Did Warfare Among Ancestral Hunter-Gatherers Affect the Evolution of Human Social Behaviors?, Science, 2009, 324, 1293-1298,
Since Darwin, intergroup hostilities have figured prominently in explanations of the evolution of human social behavior. Yet whether ancestral humans were largely "peaceful" or "warlike" remains controversial. I ask a more precise question: If more cooperative groups were more likely to prevail in conflicts with other groups, was the level of intergroup violence sufficient to influence the evolution of human social behavior? Using a model of the evolutionary impact of between-group competition and a new data set that combines archaeological evidence on causes of death during the Late Pleistocene and early Holocene with ethnographic and historical reports on hunter-gatherer populations, I find that the estimated level of mortality in intergroup conflicts would have had substantial effects, allowing the proliferation of group-beneficial behaviors that were quite costly to the individual altruist.
In the light of Jared Diamond getting sued for writing about social strife in New Guinea by the very people who have told him the stories of the violence in the first place it is very risky direction of research. According to "politically correct" explanations wars are charactersictic only for white, aggressive and doministic western civilization. Savages are, by definition, noble. Fortunately for Bowles his work is based on field research done by others, so the chances of beinf sued for putting some tribe "in bad light" are slim. But who knows...

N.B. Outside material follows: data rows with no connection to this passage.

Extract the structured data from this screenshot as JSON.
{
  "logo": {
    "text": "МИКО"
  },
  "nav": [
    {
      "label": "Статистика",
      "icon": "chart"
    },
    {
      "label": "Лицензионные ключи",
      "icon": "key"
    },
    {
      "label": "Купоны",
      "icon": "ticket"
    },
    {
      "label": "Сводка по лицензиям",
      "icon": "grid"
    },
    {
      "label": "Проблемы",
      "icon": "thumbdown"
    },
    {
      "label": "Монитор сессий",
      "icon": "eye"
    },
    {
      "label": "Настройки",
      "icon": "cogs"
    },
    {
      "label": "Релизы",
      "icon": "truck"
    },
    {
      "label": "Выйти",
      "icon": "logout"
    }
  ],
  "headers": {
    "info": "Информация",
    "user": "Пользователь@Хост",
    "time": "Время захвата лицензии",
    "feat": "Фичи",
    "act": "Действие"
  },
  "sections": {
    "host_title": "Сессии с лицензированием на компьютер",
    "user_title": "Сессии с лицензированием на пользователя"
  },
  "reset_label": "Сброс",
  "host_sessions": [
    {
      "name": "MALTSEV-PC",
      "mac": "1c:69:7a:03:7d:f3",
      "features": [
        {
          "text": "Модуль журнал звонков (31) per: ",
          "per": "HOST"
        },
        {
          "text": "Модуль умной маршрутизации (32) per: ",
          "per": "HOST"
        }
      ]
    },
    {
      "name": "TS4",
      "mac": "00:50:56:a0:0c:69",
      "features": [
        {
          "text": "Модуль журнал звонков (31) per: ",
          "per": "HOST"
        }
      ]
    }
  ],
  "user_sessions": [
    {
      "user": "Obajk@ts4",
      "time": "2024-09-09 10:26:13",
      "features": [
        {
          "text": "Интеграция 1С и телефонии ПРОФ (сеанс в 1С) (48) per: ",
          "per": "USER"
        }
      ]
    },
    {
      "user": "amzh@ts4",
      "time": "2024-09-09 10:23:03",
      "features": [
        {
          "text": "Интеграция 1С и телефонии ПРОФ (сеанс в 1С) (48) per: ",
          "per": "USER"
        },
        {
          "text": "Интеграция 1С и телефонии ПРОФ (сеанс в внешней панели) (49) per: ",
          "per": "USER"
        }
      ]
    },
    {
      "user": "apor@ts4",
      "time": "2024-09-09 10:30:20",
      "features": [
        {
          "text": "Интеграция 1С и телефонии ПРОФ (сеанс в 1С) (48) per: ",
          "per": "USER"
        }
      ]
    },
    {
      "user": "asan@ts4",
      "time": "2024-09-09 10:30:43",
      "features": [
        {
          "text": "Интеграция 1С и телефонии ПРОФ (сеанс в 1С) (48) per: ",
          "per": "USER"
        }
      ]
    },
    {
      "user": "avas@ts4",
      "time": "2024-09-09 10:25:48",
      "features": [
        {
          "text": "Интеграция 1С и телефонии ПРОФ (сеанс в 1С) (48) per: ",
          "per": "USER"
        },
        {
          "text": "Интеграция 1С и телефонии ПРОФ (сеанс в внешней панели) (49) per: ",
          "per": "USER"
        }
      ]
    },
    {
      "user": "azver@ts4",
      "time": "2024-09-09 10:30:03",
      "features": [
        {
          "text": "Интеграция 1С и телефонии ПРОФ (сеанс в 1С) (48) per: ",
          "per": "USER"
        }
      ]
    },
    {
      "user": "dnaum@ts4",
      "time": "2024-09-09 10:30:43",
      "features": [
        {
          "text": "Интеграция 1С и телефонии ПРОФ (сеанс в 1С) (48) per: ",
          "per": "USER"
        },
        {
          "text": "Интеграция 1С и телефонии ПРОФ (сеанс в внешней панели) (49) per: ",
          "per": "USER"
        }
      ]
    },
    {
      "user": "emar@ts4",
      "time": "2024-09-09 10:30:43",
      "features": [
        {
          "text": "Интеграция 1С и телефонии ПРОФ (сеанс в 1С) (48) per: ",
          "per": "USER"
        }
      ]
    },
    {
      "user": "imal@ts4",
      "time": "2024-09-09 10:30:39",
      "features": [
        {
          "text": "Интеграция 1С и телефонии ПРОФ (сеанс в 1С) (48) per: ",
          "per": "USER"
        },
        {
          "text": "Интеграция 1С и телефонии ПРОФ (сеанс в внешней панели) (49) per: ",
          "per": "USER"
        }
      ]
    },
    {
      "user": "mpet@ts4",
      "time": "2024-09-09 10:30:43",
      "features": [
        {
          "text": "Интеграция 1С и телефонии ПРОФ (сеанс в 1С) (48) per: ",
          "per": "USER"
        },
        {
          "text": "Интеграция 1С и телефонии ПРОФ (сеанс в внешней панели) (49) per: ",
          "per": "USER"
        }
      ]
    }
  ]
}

Seriously - what I have found important was a careful combination of theory/model and observations. As it should be in science.